On May 15, a long-awaited change debuted on the ARIA Albums chart, with qualifying on-demand streams contributing to the Album charts result. Already the case on the Singles chart, the change was designed to ensure that a small number of standout singles don’t artificially inflate the performance of their associated album.

However, according to Andrew Stone (Head of Chugg Music, AIR Board member, manager of Sheppard, Megan Washington, The Griswolds and others), the chart update has made it harder than ever for local artists to place in the upper echelon of the chart.

Stone’s op-ed below was transcribed from an interview. It has been edited for clarity.

The effect on Australian artists was immediate

Since the swap over to streaming hit the ARIA charts on May 15, there hasn’t been a #1 album from an Australian artist.

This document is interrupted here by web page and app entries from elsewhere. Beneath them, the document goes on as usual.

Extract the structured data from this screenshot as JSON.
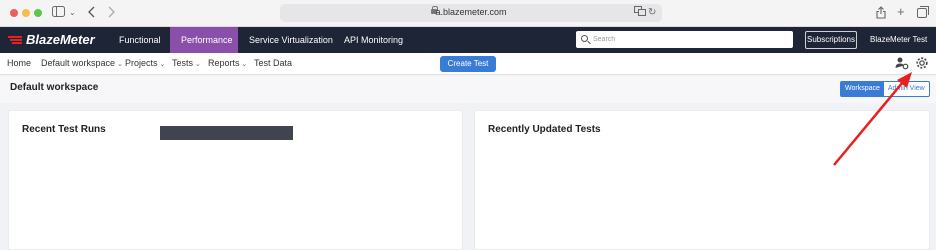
{
  "browser": {
    "url": "a.blazemeter.com"
  },
  "topnav": {
    "logo": "BlazeMeter",
    "items": [
      {
        "label": "Functional",
        "active": false
      },
      {
        "label": "Performance",
        "active": true
      },
      {
        "label": "Service Virtualization",
        "active": false
      },
      {
        "label": "API Monitoring",
        "active": false
      }
    ],
    "search_placeholder": "Search",
    "subscriptions_label": "Subscriptions",
    "user_label": "BlazeMeter Test"
  },
  "subnav": {
    "items": [
      {
        "label": "Home",
        "has_caret": false
      },
      {
        "label": "Default workspace",
        "has_caret": true
      },
      {
        "label": "Projects",
        "has_caret": true
      },
      {
        "label": "Tests",
        "has_caret": true
      },
      {
        "label": "Reports",
        "has_caret": true
      },
      {
        "label": "Test Data",
        "has_caret": false
      }
    ],
    "create_test_label": "Create Test"
  },
  "workspace": {
    "title": "Default workspace",
    "view_toggle": {
      "active": "Workspace",
      "inactive": "Admin View"
    }
  },
  "panels": {
    "recent_runs_title": "Recent Test Runs",
    "recently_updated_title": "Recently Updated Tests"
  },
  "colors": {
    "topnav_bg": "#1e2536",
    "active_tab": "#8a4fa8",
    "primary_button": "#3a7bd5",
    "annotation": "#e8201e",
    "logo_accent": "#e8201e"
  },
  "icons": [
    "sidebar-icon",
    "back-icon",
    "forward-icon",
    "lock-icon",
    "translate-icon",
    "reload-icon",
    "share-icon",
    "new-tab-icon",
    "tabs-icon",
    "search-icon",
    "user-settings-icon",
    "gear-icon"
  ]
}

Bliss N Eso took the last one, and that was on May 8, a week before the change, and there was four this year before that. There hasn’t been a #1 Australian single this year and we’re in August already – there were two last year. It was Flume and The Veronicas in 2016, and there was Grace, Conrad Sewell and Delta Goodrem in 2015.

From an independent point of view, I know that there was a conversation happening amongst the ARIA people I would imagine, deciding whether to permit streaming numbers in the ARIA charts. One side of the argument, I suppose, is of course that they should permit it, because it reflects consumption and that’s what people are consuming – so let’s reflect that.